International: Belgium announced on Monday that a Belgian family may congregate with only five other people at a time, down from 15, in an attempt by the country to avoid another COVID-19-induced national lockdown after a jump in confirmed cases. In addition, Prime Minister Sophie Wilmes said that mass gatherings must be capped at 100 for indoor and 200 for outdoor events (Reuters). … A man who defected from North Korea to South Korea in 2017 reversed course in recent days and returned to the north after being accused of sexual assault last month. The man, who owed thousands to a fellow defector from the north, showed up in North Korea last week and had symptoms of COVID-19 (Reuters).


➔ White House: The iconic Rose Garden will soon get a facelift, first lady Melania TrumpMelania TrumpJill Biden, Kate Middleton visit school together in first meeting Jill Biden wears 'LOVE' jacket 'to bring unity' to meeting with Boris Johnson White House gets back to pre-COVID-19 normality MORE announced on Monday. Plans for the project track the design that former first lady Jackie Kennedy unveiled more than half a century ago, with a 2020 goal of upgraded electricity hookups and drainage, new limestone walkways, and replacement of some crab apple trees with white rose shrubs. The work, funded by private donations, will take about three weeks to complete (The New York Times). 
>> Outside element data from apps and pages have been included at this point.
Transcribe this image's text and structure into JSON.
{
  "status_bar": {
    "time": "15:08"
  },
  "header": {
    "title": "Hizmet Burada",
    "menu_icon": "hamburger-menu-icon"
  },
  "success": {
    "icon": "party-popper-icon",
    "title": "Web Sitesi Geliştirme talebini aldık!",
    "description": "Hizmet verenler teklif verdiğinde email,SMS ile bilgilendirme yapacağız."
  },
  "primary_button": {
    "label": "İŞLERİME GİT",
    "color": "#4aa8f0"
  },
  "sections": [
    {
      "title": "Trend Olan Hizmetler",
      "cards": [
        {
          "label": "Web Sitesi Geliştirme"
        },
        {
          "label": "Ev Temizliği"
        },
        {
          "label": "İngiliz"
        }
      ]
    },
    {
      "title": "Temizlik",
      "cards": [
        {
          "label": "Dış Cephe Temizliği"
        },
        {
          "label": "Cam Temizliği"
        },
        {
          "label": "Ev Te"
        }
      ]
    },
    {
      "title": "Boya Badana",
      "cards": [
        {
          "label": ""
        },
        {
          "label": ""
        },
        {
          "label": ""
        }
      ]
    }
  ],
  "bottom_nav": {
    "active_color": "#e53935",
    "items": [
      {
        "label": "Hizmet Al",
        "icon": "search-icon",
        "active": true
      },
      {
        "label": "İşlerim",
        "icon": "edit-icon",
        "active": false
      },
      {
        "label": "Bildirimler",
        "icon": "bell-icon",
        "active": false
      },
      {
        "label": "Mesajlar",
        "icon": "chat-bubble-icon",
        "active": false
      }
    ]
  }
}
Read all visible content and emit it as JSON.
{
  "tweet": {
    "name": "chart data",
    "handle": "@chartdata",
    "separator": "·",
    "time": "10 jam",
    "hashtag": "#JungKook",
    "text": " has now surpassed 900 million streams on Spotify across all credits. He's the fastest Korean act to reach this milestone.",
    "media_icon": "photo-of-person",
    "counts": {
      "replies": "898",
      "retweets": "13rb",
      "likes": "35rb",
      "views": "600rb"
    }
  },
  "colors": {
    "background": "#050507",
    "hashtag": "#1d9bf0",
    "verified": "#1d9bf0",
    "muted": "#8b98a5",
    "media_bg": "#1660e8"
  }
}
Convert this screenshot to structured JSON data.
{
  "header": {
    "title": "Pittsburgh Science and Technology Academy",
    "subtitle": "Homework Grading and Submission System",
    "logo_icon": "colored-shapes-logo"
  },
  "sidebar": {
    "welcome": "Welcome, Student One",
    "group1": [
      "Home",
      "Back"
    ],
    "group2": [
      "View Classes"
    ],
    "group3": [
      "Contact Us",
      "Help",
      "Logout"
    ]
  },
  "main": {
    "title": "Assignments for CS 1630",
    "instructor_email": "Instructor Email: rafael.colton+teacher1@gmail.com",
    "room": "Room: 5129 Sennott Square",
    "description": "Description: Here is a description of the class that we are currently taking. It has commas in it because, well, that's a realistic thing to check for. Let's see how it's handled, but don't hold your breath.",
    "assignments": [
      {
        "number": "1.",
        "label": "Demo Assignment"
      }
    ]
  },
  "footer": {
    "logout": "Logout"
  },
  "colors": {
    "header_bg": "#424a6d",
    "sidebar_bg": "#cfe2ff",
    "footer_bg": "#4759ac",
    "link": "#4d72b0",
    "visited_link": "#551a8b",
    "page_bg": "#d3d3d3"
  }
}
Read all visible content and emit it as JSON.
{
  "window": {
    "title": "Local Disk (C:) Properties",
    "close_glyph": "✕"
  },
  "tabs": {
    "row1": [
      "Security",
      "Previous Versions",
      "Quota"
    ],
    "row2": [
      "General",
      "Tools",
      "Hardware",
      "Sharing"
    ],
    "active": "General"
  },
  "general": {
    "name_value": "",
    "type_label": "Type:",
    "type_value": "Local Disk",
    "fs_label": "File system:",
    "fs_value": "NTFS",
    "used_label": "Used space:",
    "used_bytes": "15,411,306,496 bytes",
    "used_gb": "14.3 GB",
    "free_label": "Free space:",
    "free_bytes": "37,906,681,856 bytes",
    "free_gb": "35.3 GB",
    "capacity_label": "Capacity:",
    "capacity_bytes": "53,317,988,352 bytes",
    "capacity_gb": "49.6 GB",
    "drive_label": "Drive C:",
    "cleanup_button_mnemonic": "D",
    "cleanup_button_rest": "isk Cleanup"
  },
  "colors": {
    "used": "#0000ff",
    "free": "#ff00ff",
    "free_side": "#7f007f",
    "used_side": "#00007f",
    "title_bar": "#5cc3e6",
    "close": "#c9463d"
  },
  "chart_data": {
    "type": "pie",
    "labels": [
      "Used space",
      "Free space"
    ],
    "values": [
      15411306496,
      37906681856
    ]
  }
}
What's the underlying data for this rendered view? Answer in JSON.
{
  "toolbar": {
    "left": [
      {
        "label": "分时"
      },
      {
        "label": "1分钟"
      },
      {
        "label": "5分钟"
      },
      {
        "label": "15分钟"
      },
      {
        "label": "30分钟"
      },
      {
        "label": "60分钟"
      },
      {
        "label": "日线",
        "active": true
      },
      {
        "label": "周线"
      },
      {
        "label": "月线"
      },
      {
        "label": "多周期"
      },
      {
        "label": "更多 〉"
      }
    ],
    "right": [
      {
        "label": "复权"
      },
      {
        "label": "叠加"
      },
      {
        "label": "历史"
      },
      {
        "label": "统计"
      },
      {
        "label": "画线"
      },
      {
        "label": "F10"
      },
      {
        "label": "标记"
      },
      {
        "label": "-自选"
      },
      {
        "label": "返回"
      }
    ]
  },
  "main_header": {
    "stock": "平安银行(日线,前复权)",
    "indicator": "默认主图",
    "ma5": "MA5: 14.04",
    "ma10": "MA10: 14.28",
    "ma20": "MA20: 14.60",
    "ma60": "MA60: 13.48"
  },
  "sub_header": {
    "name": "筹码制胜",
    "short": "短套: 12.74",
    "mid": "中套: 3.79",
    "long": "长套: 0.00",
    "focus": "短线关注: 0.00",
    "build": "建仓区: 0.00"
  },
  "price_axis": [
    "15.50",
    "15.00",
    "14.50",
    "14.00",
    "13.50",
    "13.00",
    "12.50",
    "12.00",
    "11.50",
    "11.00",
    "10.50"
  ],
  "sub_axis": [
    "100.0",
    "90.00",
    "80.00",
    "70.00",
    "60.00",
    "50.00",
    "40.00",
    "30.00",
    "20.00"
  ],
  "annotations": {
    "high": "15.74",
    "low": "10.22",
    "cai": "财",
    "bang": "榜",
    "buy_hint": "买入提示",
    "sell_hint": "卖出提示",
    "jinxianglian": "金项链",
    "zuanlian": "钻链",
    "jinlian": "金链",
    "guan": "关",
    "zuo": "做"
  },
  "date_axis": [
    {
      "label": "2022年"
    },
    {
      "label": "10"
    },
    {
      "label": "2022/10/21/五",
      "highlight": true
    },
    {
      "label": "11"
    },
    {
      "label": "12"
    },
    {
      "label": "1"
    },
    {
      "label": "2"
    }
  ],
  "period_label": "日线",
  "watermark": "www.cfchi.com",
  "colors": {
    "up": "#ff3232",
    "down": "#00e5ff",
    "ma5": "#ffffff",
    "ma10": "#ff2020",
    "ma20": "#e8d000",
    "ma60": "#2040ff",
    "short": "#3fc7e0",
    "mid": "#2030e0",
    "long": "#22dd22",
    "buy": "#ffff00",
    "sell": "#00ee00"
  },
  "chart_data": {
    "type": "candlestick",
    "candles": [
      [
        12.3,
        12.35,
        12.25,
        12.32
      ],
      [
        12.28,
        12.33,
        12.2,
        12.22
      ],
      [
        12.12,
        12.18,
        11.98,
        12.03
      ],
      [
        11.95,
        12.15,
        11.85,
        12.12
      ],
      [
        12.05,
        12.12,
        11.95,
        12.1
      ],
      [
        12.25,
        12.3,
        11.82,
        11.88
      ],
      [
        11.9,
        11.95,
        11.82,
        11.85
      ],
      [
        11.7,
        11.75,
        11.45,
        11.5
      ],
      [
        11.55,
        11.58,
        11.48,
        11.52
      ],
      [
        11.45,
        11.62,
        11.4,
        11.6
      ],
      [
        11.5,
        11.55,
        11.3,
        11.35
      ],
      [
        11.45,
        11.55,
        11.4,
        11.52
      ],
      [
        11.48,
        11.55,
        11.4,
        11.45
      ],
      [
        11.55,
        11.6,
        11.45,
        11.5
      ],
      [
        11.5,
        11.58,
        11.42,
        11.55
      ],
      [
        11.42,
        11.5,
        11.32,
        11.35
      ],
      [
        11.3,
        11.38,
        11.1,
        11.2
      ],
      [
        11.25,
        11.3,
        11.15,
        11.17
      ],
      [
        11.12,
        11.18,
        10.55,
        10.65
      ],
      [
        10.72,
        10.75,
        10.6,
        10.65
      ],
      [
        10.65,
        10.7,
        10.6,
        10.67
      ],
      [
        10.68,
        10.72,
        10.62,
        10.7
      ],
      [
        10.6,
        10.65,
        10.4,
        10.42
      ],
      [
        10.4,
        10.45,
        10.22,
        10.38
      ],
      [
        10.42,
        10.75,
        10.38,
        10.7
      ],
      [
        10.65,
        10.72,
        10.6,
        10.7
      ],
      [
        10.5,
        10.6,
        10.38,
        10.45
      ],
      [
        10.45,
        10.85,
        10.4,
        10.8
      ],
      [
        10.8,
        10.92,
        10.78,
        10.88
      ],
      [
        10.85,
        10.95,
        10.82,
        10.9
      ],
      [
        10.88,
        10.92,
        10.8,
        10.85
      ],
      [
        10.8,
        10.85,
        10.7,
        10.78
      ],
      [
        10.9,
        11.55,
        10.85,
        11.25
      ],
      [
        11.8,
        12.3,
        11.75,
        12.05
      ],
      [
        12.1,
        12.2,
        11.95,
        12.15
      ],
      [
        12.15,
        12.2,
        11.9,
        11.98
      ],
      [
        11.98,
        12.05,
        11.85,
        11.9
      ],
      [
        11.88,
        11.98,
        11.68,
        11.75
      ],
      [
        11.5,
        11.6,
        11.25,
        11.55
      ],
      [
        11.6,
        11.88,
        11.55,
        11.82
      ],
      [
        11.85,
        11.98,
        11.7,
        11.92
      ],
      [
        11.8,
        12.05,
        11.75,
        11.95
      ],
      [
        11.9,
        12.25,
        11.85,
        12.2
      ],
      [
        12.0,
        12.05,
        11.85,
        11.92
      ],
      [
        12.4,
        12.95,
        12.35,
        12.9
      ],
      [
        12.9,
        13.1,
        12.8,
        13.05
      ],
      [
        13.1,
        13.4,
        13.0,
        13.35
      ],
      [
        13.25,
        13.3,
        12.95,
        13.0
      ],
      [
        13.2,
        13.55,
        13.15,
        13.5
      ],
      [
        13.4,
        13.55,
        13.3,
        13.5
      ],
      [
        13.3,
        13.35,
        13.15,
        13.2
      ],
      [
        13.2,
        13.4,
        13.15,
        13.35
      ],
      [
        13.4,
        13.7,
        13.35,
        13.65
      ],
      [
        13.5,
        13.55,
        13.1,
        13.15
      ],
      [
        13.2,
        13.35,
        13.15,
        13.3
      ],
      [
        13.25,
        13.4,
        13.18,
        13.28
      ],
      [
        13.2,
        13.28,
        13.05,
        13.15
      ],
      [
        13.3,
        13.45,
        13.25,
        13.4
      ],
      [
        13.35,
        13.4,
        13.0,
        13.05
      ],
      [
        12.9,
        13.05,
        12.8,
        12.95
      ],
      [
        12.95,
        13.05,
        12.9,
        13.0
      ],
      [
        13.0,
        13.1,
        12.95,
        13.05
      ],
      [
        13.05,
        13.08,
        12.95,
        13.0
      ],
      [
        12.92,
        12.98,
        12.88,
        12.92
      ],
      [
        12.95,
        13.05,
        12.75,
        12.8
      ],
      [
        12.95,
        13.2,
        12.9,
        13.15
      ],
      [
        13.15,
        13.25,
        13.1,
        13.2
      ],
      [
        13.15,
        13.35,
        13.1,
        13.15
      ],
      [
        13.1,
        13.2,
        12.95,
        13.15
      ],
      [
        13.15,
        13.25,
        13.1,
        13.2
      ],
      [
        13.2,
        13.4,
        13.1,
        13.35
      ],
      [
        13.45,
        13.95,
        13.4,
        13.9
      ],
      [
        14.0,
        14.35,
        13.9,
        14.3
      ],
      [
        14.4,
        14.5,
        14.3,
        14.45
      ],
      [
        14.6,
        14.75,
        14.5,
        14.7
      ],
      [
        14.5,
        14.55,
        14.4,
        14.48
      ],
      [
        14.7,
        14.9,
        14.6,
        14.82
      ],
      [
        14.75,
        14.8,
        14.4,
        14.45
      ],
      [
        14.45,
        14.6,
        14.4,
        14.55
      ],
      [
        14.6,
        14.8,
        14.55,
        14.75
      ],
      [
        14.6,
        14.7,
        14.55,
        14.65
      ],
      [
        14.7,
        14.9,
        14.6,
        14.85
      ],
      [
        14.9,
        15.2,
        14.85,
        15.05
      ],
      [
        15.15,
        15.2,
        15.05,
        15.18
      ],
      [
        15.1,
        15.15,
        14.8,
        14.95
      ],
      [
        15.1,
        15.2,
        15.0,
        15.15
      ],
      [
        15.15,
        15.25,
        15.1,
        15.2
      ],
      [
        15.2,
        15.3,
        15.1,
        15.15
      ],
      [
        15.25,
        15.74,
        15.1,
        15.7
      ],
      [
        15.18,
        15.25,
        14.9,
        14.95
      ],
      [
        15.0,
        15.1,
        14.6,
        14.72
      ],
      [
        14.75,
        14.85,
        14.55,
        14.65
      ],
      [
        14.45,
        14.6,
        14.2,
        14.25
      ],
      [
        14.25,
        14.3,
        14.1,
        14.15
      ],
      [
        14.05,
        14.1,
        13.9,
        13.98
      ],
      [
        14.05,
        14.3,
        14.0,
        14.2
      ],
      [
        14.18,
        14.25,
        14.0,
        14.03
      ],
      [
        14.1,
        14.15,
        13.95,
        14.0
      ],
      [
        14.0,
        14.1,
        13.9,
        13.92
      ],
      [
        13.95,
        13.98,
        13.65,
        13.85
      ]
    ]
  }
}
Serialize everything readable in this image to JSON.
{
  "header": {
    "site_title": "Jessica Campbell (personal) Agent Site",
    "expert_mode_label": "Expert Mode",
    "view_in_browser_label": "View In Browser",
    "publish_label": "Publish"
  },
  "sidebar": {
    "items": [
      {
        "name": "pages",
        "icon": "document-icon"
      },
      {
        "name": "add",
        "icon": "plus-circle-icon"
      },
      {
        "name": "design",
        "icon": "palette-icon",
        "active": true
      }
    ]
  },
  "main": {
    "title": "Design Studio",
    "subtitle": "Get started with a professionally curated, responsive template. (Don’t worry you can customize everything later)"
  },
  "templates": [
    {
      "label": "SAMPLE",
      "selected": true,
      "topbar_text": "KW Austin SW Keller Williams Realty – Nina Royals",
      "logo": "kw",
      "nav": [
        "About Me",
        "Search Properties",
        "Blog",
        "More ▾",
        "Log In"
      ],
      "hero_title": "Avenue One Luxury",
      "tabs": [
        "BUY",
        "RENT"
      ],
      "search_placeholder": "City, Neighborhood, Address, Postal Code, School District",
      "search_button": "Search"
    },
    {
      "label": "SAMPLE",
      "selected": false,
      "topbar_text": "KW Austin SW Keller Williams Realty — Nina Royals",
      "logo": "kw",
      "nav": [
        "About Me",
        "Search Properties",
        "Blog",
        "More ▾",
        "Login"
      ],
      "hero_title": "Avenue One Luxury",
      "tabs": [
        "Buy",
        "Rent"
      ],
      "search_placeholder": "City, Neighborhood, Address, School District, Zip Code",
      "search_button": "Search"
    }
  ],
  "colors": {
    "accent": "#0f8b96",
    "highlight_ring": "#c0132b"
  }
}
➔ Policing: Trump on Monday tweeted that demonstrators in Portland and other cities are “sick and deranged Anarchists & Agitators.” ... The Trump administration is sending more federal law enforcers to Portland, Ore. Local officials complain violence has escalated with the federal presence on the streets (The Washington Post). … Mayors of Portland and other major cities have appealed to Congress for help to make it illegal for the federal government to deploy militarized agents to cities that do not want them (The Associated Press).A majority of Americans say they are concerned about the rise in crime in U.S. cities, according to a new Harvard CAPS-Harris Poll survey released exclusively to The Hill. The same survey found that 46 percent of respondents said they were concerned about rising crime in their own communities. The findings come as calls grow louder to defund police departments amid nationwide protests over racial injustice.


And finally … The price of one precious metal is in the headlines — yet again. On this day way back in 1978, gold for the first time topped $200 per ounce. On Monday, it neared $2,000 an ounce during a year in which gold prices have soared 30 percent.


As CNBC reported, spot gold prices jumped on Monday morning during Asia hours to a new high. Gold traded at $1,931.11 per ounce after earlier moving as high as $1,943.92 per ounce, eclipsing the previous record high set in September 2011. One mining and energy commodities analyst told CNBC that for gold prices to keep climbing, for example to a level such as $2,500 per ounce, the United States would likely have to find itself in a dramatic scenario such as interest rates below zero.